A long-term study published in the journal Diabetes Care followed a group of women for 15 years. The women who reported feeling frequently and intensely angry, tense or stressed also showed an increased risk of developing metabolic syndrome, the condition associated with insulin resistance.
Now, to all the worrywarts out there, what if every time you felt stressed you thought to yourself “is this really worth getting belly fat over?” It may certainly pay homage to the recommendation that you shouldn’t sweat the small stuff.
That fat around the middle affects your looks, but it can also add to your stress. In this video, Dr. Oz explains the direct relationship between stress in your brain and fat in your belly.
Stress can most definitely cause negative composition changes within the body. When you are under high levels of stress, your body is going to operate in ways that will ensure its survival. One way of ensuring its survival is by increasing its fat stores.
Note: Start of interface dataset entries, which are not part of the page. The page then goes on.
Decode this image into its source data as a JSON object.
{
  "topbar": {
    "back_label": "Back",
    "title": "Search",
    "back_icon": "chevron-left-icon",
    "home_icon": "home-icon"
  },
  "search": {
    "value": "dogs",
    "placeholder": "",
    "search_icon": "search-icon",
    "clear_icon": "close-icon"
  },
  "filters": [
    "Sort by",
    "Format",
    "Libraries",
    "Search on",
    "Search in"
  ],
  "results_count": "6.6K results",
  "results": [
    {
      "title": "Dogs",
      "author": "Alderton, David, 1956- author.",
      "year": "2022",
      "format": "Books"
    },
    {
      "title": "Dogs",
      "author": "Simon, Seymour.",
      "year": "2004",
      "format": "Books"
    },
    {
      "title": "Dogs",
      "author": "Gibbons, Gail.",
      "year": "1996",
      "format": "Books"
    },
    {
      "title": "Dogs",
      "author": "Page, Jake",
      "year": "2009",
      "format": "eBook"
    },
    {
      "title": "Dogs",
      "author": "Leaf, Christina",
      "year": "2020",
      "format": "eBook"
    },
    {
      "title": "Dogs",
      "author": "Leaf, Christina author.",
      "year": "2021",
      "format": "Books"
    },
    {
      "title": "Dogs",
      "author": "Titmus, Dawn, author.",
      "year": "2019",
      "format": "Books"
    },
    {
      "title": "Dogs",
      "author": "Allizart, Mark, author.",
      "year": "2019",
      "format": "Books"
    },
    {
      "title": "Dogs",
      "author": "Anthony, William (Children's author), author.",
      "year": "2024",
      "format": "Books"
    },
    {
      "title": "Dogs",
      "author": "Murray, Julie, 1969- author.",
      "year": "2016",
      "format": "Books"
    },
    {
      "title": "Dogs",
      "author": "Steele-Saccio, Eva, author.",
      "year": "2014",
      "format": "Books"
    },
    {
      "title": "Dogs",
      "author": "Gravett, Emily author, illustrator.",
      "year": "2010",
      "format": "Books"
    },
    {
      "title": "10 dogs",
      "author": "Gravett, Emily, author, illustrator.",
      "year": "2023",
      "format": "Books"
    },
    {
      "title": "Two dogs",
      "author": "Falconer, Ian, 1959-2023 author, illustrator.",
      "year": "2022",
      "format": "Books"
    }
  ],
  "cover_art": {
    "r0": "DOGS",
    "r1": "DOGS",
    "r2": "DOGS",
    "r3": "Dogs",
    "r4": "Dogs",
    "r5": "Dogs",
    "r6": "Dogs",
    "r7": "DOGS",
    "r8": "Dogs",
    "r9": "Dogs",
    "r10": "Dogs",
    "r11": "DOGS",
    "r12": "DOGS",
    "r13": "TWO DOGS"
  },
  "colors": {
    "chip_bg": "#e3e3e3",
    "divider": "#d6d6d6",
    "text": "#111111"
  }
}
The body does this because it can rely on these fat stores in times of famish. Stress initiates a cascade of physiological events that produce a spider web of affects. One of these physiological events is the increase in the bodies production of the hormone cortisol. Excessive, elevated concentrations of cortisol cause a chain of catabolic based events that ultimately lead to muscle breakdown and an increase in fat deposits.
Not only can stress cause increases in belly fat due to physiological reasons but it can also do it via psychological reasons. If you are under a lot of stress you are likely to be emotionally sensitive. Stress causes people to deviate from their routines (like going to the gym after work) and causes them to adopt a "who cares" attitude. Typically stress will also causes you to dwell in negative thought processes. Instead of having a positive outlook on life, you find yourself expressing a negative demeanor in most, if not all situations. Stress has also been linked in increases in diseases and health ailments such as heart attacks, depression and hypertension to name just a few. Ultimately you want to decrease you stress levels as much as possible. Doing so will have a profound effect in all aspects of your life!
This content reflects information from various individuals and organizations and may offer alternative or opposing points of view. It should not be used for medical advice, diagnosis or treatment. As always, you should consult with your healthcare provider about your specific health needs.